**PROBLEM DETAILS:** Among the lines below, count those containing the word "legend". Give the number only.

*** DATA ***

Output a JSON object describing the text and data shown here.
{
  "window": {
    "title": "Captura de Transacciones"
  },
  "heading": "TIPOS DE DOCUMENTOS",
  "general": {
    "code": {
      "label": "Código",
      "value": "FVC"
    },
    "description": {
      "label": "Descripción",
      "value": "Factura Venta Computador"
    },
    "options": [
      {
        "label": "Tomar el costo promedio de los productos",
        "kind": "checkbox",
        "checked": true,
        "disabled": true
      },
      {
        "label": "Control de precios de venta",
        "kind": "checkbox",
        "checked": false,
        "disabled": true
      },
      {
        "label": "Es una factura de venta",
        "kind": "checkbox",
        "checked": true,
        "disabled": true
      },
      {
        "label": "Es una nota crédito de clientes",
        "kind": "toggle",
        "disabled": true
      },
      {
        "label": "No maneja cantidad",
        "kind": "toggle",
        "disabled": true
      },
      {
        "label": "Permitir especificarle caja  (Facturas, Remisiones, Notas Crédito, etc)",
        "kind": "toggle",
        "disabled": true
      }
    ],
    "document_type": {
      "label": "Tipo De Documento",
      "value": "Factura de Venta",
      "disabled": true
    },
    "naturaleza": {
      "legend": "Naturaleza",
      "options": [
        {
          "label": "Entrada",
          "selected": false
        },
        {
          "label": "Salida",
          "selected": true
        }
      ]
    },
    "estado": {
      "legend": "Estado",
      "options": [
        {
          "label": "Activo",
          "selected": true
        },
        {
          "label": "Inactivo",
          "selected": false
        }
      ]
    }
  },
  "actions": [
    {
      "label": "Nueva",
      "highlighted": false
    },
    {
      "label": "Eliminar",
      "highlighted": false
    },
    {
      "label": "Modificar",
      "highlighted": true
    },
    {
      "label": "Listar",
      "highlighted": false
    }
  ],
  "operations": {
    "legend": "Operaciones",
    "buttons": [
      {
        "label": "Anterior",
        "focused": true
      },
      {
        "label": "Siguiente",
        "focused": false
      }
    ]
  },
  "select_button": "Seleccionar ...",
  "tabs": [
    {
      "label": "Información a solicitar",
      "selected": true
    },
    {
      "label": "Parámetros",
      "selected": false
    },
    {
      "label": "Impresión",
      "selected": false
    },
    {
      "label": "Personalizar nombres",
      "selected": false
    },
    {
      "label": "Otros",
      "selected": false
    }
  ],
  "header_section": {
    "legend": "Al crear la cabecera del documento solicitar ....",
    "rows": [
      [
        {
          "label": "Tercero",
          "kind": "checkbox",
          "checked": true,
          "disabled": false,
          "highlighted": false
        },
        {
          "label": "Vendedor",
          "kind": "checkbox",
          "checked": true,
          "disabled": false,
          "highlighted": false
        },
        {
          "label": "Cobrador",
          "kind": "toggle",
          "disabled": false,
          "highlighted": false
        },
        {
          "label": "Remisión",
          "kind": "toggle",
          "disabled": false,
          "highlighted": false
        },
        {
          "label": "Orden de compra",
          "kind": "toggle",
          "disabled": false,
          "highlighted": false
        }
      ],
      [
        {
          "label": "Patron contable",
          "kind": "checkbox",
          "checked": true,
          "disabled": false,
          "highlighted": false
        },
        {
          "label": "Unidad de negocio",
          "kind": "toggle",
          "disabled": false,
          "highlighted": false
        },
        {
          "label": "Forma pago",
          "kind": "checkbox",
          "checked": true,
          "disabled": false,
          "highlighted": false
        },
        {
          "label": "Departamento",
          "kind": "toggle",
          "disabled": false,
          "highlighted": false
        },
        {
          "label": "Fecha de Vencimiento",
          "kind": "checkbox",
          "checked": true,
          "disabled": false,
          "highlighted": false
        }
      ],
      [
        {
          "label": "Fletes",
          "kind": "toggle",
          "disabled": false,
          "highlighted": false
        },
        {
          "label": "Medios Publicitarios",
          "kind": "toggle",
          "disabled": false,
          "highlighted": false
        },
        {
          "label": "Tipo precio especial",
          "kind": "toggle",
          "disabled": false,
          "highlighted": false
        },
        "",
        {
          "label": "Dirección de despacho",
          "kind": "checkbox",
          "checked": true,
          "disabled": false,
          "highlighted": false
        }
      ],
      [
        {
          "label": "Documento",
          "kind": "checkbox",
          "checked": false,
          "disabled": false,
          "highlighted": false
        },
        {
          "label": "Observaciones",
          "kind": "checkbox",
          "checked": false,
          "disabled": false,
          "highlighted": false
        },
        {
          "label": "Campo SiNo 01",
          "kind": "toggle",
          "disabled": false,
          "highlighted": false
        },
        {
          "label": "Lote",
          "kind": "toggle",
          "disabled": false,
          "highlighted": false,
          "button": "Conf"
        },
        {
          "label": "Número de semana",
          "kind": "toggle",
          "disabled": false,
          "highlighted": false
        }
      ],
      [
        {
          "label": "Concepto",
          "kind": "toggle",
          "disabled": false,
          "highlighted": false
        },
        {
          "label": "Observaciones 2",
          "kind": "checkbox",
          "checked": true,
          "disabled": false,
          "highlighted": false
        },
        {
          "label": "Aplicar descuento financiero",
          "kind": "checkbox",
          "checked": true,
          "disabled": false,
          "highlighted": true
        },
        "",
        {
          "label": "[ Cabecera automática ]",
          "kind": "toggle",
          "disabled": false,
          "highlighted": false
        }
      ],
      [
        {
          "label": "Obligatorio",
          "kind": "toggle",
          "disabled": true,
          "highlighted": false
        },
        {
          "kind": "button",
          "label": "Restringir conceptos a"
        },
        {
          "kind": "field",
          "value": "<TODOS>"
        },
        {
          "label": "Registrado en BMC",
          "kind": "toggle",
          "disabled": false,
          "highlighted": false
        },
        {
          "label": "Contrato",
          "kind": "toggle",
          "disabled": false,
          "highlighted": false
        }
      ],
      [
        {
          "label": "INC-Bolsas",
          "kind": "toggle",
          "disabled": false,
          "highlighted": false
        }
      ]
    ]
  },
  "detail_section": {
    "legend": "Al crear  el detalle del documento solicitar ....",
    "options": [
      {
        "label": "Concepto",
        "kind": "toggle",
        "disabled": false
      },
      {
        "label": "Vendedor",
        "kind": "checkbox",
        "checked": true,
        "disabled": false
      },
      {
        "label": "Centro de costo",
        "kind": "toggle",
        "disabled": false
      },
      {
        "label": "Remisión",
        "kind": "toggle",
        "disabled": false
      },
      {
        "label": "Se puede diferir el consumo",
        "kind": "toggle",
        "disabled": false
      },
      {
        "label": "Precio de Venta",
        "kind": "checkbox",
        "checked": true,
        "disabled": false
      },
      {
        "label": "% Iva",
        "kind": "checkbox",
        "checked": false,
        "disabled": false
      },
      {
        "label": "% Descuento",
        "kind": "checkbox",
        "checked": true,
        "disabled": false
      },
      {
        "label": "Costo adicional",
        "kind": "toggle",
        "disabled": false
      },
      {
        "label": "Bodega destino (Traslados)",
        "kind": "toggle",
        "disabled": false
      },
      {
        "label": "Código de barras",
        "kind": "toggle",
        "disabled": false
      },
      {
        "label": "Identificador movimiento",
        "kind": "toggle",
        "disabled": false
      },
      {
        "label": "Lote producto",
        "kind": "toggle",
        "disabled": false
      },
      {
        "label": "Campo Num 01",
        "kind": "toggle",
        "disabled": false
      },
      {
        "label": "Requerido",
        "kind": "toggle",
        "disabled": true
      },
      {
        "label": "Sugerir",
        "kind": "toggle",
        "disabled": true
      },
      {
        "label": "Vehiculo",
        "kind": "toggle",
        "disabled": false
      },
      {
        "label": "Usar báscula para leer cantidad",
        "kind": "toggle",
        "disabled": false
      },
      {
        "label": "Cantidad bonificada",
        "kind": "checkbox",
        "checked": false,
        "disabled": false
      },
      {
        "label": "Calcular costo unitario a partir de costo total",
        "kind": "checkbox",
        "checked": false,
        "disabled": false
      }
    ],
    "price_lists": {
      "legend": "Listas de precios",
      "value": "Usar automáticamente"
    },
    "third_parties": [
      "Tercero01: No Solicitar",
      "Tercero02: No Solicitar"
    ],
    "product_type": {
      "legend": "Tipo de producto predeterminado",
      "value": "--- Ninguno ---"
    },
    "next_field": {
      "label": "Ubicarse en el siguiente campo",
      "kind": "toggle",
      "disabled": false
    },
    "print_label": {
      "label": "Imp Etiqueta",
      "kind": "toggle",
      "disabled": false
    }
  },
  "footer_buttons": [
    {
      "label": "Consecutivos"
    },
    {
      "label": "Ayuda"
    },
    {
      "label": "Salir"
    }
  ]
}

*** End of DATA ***

**SOLUTION TO THE EXERCISE:** 7